The consensus has been that FIFA needs to do better in promoting the women's game on an institutional level, and even though the women players across the board in the World Cup have been striving for equal rights, none of that struggle can come to fruition unless the member associations and federations change their ways.

The festival started on August 12 with a two-day symposium on the ' Unseen Game' being the theme this year.

It was followed by a tournament that has seen players, referees, and coaches along with experts representing more than 15 countries, including Afghanistan, Pakistan, Iran, Iraq, Palestine, Ukraine, Georgia,Turkey, India, South Sudan, Gambia, South Africa, Kenya, Colombia, Argentina, Uganda and Cuba.


'' We still do not watch matches on the television because our channels do not have the rights to broadcast them. They did air an Asian event in 2022 but that was it. We still need to search the internet at times.

The 2023 Women's World Cup is my first really, before this I never saw any Women's World Cup match,'' said Robina Shammo, she is a data analyst who works at the national and regional level of football clubs in Iraq.

 She said that the legacy of this edition of impressive statistics of women players who are running the distances as much as men do, while she is impressed with the advancement of technology in games.


'' The visibility of women's football is something that no one can deny anymore. I watched the World Cup I saw the visibility and the justice, there is a struggle for gender equality,'' said footballer Susana Awal.

She added that her favorite player in the tournament has been USA's Megan Rapinoe.

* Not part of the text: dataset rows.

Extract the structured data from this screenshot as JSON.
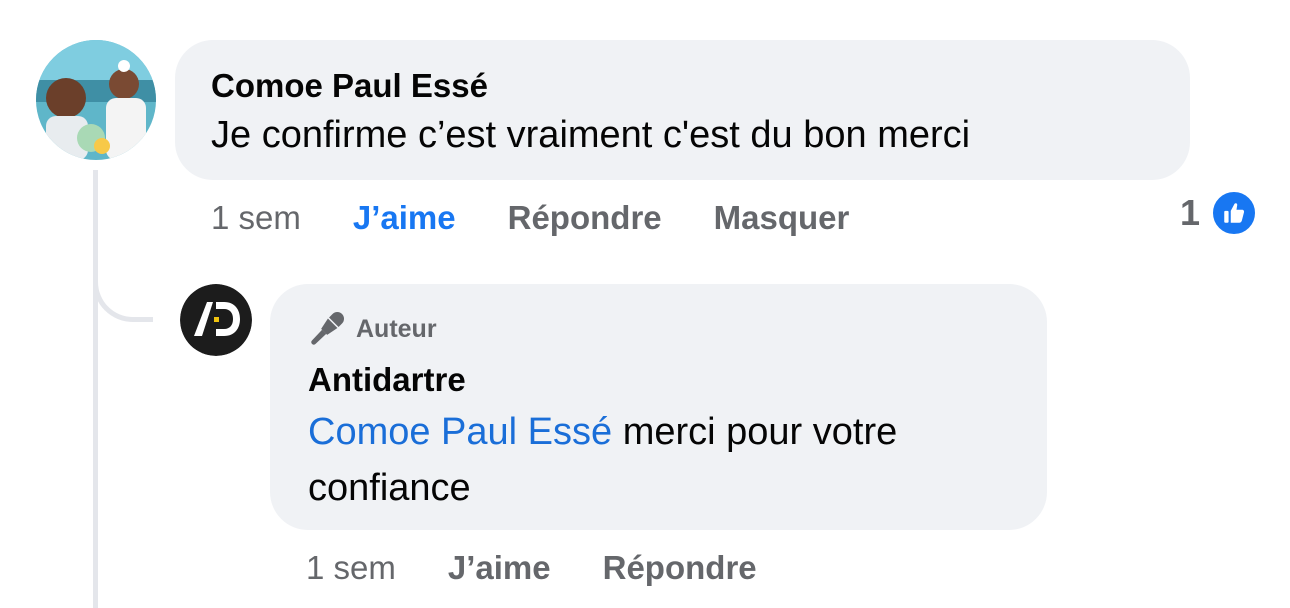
{
  "comment": {
    "author": "Comoe Paul Essé",
    "text": "Je confirme c’est vraiment c'est du bon merci",
    "actions": {
      "time": "1 sem",
      "like": "J’aime",
      "reply": "Répondre",
      "hide": "Masquer"
    },
    "reactions": {
      "count": "1",
      "icon": "like-icon"
    }
  },
  "reply": {
    "badge": "Auteur",
    "author": "Antidartre",
    "mention": "Comoe Paul Essé",
    "text": " merci pour votre confiance",
    "actions": {
      "time": "1 sem",
      "like": "J’aime",
      "reply": "Répondre"
    }
  },
  "colors": {
    "bubble": "#f0f2f5",
    "link": "#1a6ed8",
    "like_active": "#1877f2",
    "muted": "#65676b"
  }
}
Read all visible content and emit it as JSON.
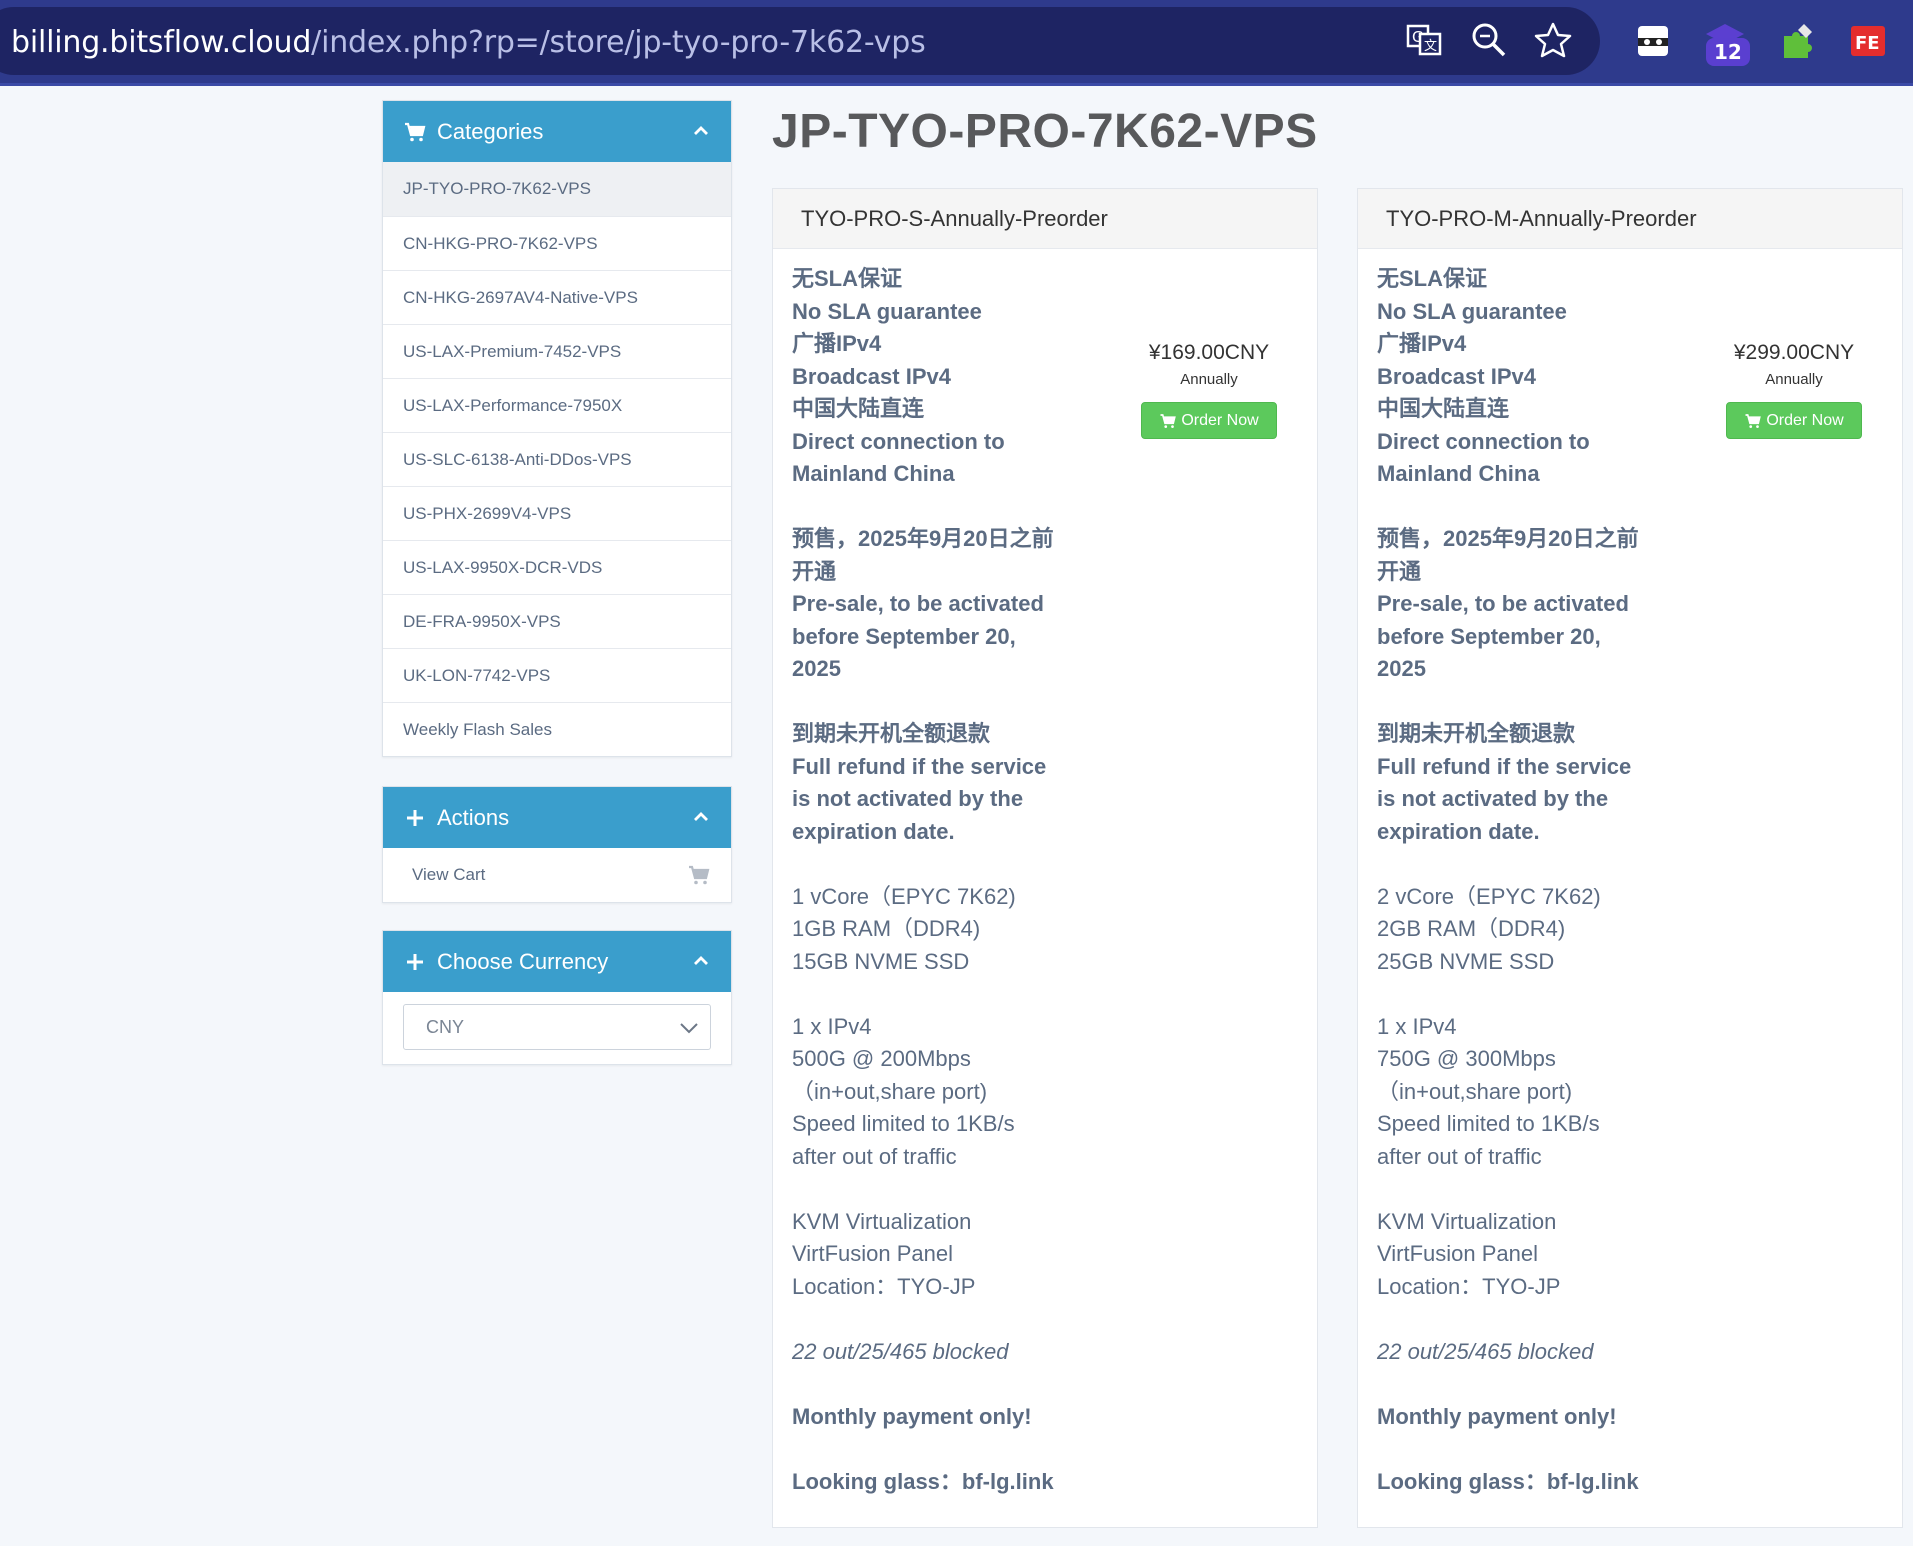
{
  "browser": {
    "url_host": "billing.bitsflow.cloud",
    "url_path": "/index.php?rp=/store/jp-tyo-pro-7k62-vps",
    "extension_badge": "12"
  },
  "sidebar": {
    "categories": {
      "title": "Categories",
      "items": [
        "JP-TYO-PRO-7K62-VPS",
        "CN-HKG-PRO-7K62-VPS",
        "CN-HKG-2697AV4-Native-VPS",
        "US-LAX-Premium-7452-VPS",
        "US-LAX-Performance-7950X",
        "US-SLC-6138-Anti-DDos-VPS",
        "US-PHX-2699V4-VPS",
        "US-LAX-9950X-DCR-VDS",
        "DE-FRA-9950X-VPS",
        "UK-LON-7742-VPS",
        "Weekly Flash Sales"
      ]
    },
    "actions": {
      "title": "Actions",
      "view_cart": "View Cart"
    },
    "currency": {
      "title": "Choose Currency",
      "selected": "CNY"
    }
  },
  "main": {
    "title": "JP-TYO-PRO-7K62-VPS",
    "products": [
      {
        "name": "TYO-PRO-S-Annually-Preorder",
        "price": "¥169.00CNY",
        "cycle": "Annually",
        "order_label": "Order Now",
        "lines": {
          "sla_cn": "无SLA保证",
          "sla_en": "No SLA guarantee",
          "ipv4_cn": "广播IPv4",
          "ipv4_en": "Broadcast IPv4",
          "direct_cn": "中国大陆直连",
          "direct_en1": "Direct connection to",
          "direct_en2": "Mainland China",
          "presale_cn1": "预售，2025年9月20日之前",
          "presale_cn2": "开通",
          "presale_en1": "Pre-sale, to be activated",
          "presale_en2": "before September 20,",
          "presale_en3": "2025",
          "refund_cn": "到期未开机全额退款",
          "refund_en1": "Full refund if the service",
          "refund_en2": "is not activated by the",
          "refund_en3": "expiration date.",
          "cpu": "1 vCore（EPYC 7K62)",
          "ram": "1GB RAM（DDR4)",
          "disk": "15GB NVME SSD",
          "ip": "1 x IPv4",
          "traffic": "500G @ 200Mbps",
          "port": "（in+out,share port)",
          "limit1": "Speed limited to 1KB/s",
          "limit2": "after out of traffic",
          "virt": "KVM Virtualization",
          "panel": "VirtFusion Panel",
          "location": "Location：TYO-JP",
          "blocked": "22 out/25/465 blocked",
          "monthly": "Monthly payment only!",
          "lg": "Looking glass：bf-lg.link"
        }
      },
      {
        "name": "TYO-PRO-M-Annually-Preorder",
        "price": "¥299.00CNY",
        "cycle": "Annually",
        "order_label": "Order Now",
        "lines": {
          "sla_cn": "无SLA保证",
          "sla_en": "No SLA guarantee",
          "ipv4_cn": "广播IPv4",
          "ipv4_en": "Broadcast IPv4",
          "direct_cn": "中国大陆直连",
          "direct_en1": "Direct connection to",
          "direct_en2": "Mainland China",
          "presale_cn1": "预售，2025年9月20日之前",
          "presale_cn2": "开通",
          "presale_en1": "Pre-sale, to be activated",
          "presale_en2": "before September 20,",
          "presale_en3": "2025",
          "refund_cn": "到期未开机全额退款",
          "refund_en1": "Full refund if the service",
          "refund_en2": "is not activated by the",
          "refund_en3": "expiration date.",
          "cpu": "2 vCore（EPYC 7K62)",
          "ram": "2GB RAM（DDR4)",
          "disk": "25GB NVME SSD",
          "ip": "1 x IPv4",
          "traffic": "750G @ 300Mbps",
          "port": "（in+out,share port)",
          "limit1": "Speed limited to 1KB/s",
          "limit2": "after out of traffic",
          "virt": "KVM Virtualization",
          "panel": "VirtFusion Panel",
          "location": "Location：TYO-JP",
          "blocked": "22 out/25/465 blocked",
          "monthly": "Monthly payment only!",
          "lg": "Looking glass：bf-lg.link"
        }
      }
    ]
  },
  "colors": {
    "header_blue": "#3a9ecc",
    "order_green": "#5cc95c",
    "browser_bar": "#2e3a8c"
  }
}
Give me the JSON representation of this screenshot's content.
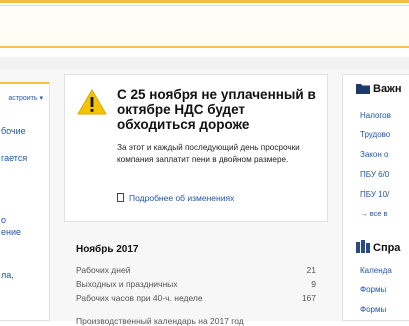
{
  "left": {
    "setup_label": "астроить",
    "links": [
      "бочие",
      "гается",
      "о",
      "ение",
      "ла,"
    ]
  },
  "news": {
    "title": "С 25 ноября не уплаченный в октябре НДС будет обходиться дороже",
    "body": "За этот и каждый последующий день просрочки компания заплатит пени в двойном размере.",
    "link": "Подробнее об изменениях"
  },
  "calendar": {
    "title": "Ноябрь 2017",
    "rows": [
      {
        "label": "Рабочих дней",
        "value": "21"
      },
      {
        "label": "Выходных и праздничных",
        "value": "9"
      },
      {
        "label": "Рабочих часов при 40-ч. неделе",
        "value": "167"
      }
    ],
    "more": "Производственный календарь на 2017 год"
  },
  "right": {
    "section1": {
      "title": "Важн",
      "links": [
        "Налогов",
        "Трудово",
        "Закон о",
        "ПБУ 6/0",
        "ПБУ 10/"
      ],
      "more": "→ все в"
    },
    "section2": {
      "title": "Спра",
      "links": [
        "Календа",
        "Формы",
        "Формы"
      ]
    }
  },
  "colors": {
    "accent_yellow": "#f5c44a",
    "link_blue": "#2255aa",
    "folder_blue": "#1f3a6a"
  }
}
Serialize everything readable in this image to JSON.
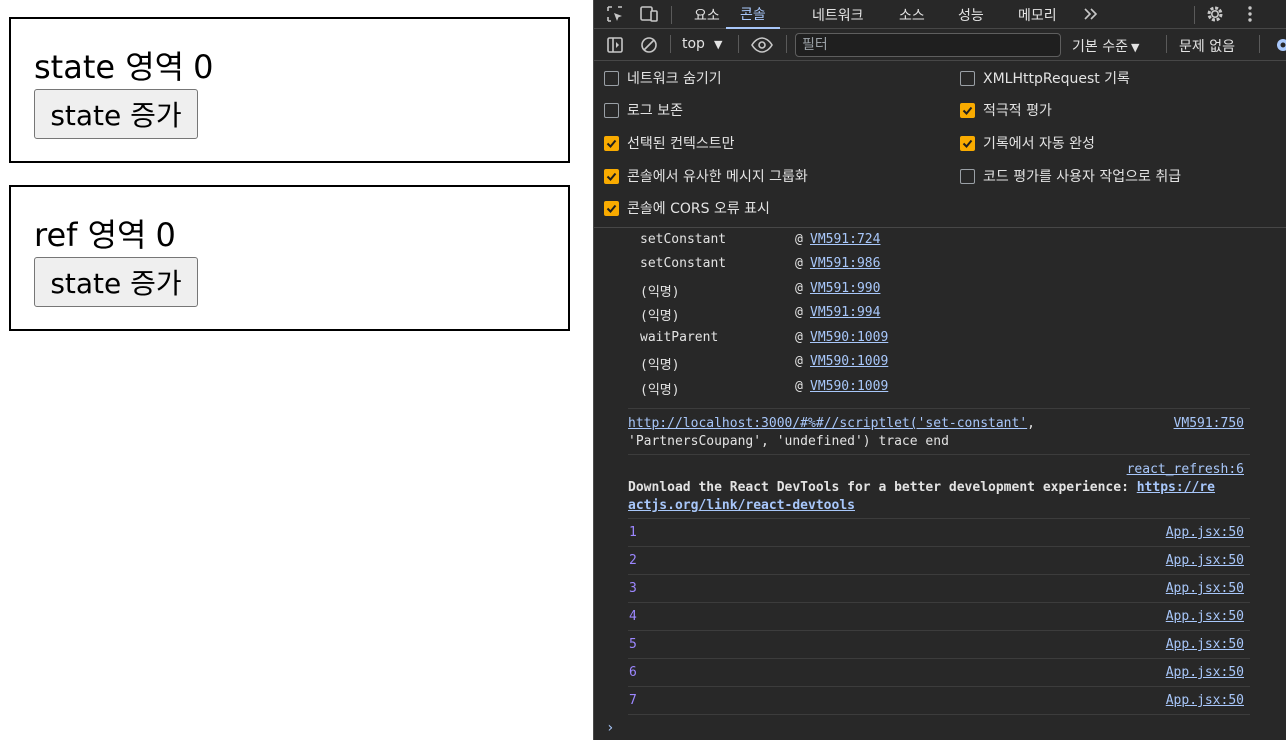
{
  "page": {
    "state_box": {
      "label": "state 영역",
      "value": "0",
      "button": "state 증가"
    },
    "ref_box": {
      "label": "ref 영역",
      "value": "0",
      "button": "state 증가"
    }
  },
  "devtools": {
    "tabs": [
      "요소",
      "콘솔",
      "네트워크",
      "소스",
      "성능",
      "메모리"
    ],
    "active_tab": "콘솔",
    "more_tabs_icon": "chevron-double-right-icon",
    "toolbar": {
      "context": "top",
      "filter_placeholder": "필터",
      "log_level": "기본 수준",
      "issues": "문제 없음"
    },
    "settings": {
      "left": [
        {
          "label": "네트워크 숨기기",
          "checked": false
        },
        {
          "label": "로그 보존",
          "checked": false
        },
        {
          "label": "선택된 컨텍스트만",
          "checked": true
        },
        {
          "label": "콘솔에서 유사한 메시지 그룹화",
          "checked": true
        },
        {
          "label": "콘솔에 CORS 오류 표시",
          "checked": true
        }
      ],
      "right": [
        {
          "label": "XMLHttpRequest 기록",
          "checked": false
        },
        {
          "label": "적극적 평가",
          "checked": true
        },
        {
          "label": "기록에서 자동 완성",
          "checked": true
        },
        {
          "label": "코드 평가를 사용자 작업으로 취급",
          "checked": false
        }
      ]
    },
    "console": {
      "stack": [
        {
          "fn": "setConstant",
          "at": "@",
          "loc": "VM591:724"
        },
        {
          "fn": "setConstant",
          "at": "@",
          "loc": "VM591:986"
        },
        {
          "fn": "(익명)",
          "at": "@",
          "loc": "VM591:990"
        },
        {
          "fn": "(익명)",
          "at": "@",
          "loc": "VM591:994"
        },
        {
          "fn": "waitParent",
          "at": "@",
          "loc": "VM590:1009"
        },
        {
          "fn": "(익명)",
          "at": "@",
          "loc": "VM590:1009"
        },
        {
          "fn": "(익명)",
          "at": "@",
          "loc": "VM590:1009"
        }
      ],
      "scriptlet_msg": {
        "link": "http://localhost:3000/#%#//scriptlet('set-constant'",
        "rest1": ",",
        "line2": "'PartnersCoupang', 'undefined') trace end",
        "source": "VM591:750"
      },
      "devtools_msg": {
        "source": "react_refresh:6",
        "text": "Download the React DevTools for a better development experience: ",
        "link_part1": "https://re",
        "link_part2": "actjs.org/link/react-devtools"
      },
      "logs": [
        {
          "value": "1",
          "source": "App.jsx:50"
        },
        {
          "value": "2",
          "source": "App.jsx:50"
        },
        {
          "value": "3",
          "source": "App.jsx:50"
        },
        {
          "value": "4",
          "source": "App.jsx:50"
        },
        {
          "value": "5",
          "source": "App.jsx:50"
        },
        {
          "value": "6",
          "source": "App.jsx:50"
        },
        {
          "value": "7",
          "source": "App.jsx:50"
        }
      ],
      "prompt": "›"
    }
  }
}
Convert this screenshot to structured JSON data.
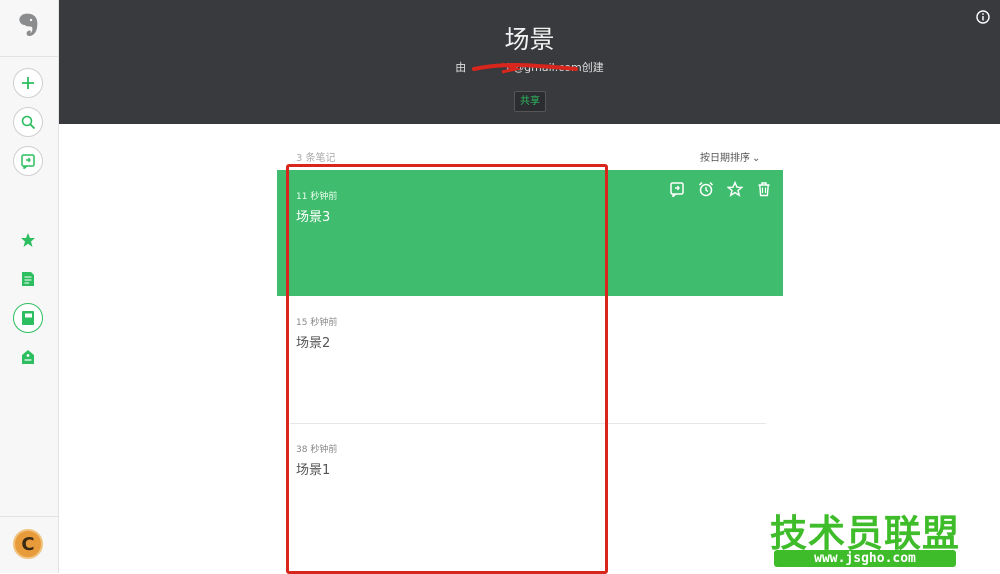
{
  "sidebar": {
    "icons": [
      "evernote-elephant-icon",
      "new-note-icon",
      "search-icon",
      "work-chat-icon",
      "shortcuts-star-icon",
      "notes-icon",
      "notebooks-icon",
      "tags-icon",
      "account-avatar-icon"
    ],
    "avatar_letter": "C"
  },
  "header": {
    "title": "场景",
    "owner_prefix": "由",
    "owner_email": "if@gmail.com",
    "owner_suffix": "创建",
    "share_label": "共享"
  },
  "list": {
    "count": "3 条笔记",
    "sort_label": "按日期排序"
  },
  "notes": [
    {
      "time": "11 秒钟前",
      "title": "场景3",
      "selected": true
    },
    {
      "time": "15 秒钟前",
      "title": "场景2",
      "selected": false
    },
    {
      "time": "38 秒钟前",
      "title": "场景1",
      "selected": false
    }
  ],
  "watermark": {
    "title": "技术员联盟",
    "url": "www.jsgho.com"
  },
  "colors": {
    "header_bg": "#383a3e",
    "accent_green": "#2dbe60",
    "selected_note_bg": "#3fbc6d",
    "annotation_red": "#d9261c"
  }
}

Susana felt the legacy of this World Cup would be the emergence of the four talented players who will have the opportunity to be scouted for the European clubs.


'' I've been following Spain and Australia at this worldcup, these two were my favorite teams,'' said Afghan footballer Tamana Khoroson, who fled Kabul in 2021 and played football in Portugal before settling in Germany.

'' This is the first time I am watching the world cup, but it is also because we never had any channels that showed women's world cup.''


'' We have women's teams and football in Turkey, but we still cannot see all the matches and women's football tournaments in our country,'' explained players Buse Goksu, Aybuke Ozyidiz, and Meliz Ot.

'' There may have been some coverage of the 2019 world cup, but we can't remember. For this world cup, we are very impressed with the French goalkeeper, and we're supporting Colombia.''


'' This has been the best world cup in terms of the quality of the teams and the game,'' said Ivet Santiago Rodriquez, a referee with the Cuban federation.

'' I think the teams were strong, the level of refereeing was good too.'' She said that her favorite player from the tournament was the Brazilian legend Marta and Australia's Sam Kerr.

'' We don't have the channels that show the women's game and 2023 was the first time I watched the World Cup, there is still a lot that needs to change,'' said Rodriquez.


'' Following women's football in Iran is so difficult, we don't have TV channels showing it, and when we try to watch it on the Internet, we get it blocked, even if we are using the VPN,'' said goalkeeper Hamideh Hamidi.

'' I only get to see women's football outside of Iran.I like USA's Megan Rapinoe. But for me playing football and pursuing it has been traumatic, because of what happened in the past year.

I feel Iran can also play the women's World Cup if we get even a little support for the players.''

The World Students Society thanks Natasha Raheel.


Post a Comment

Grace A Comment!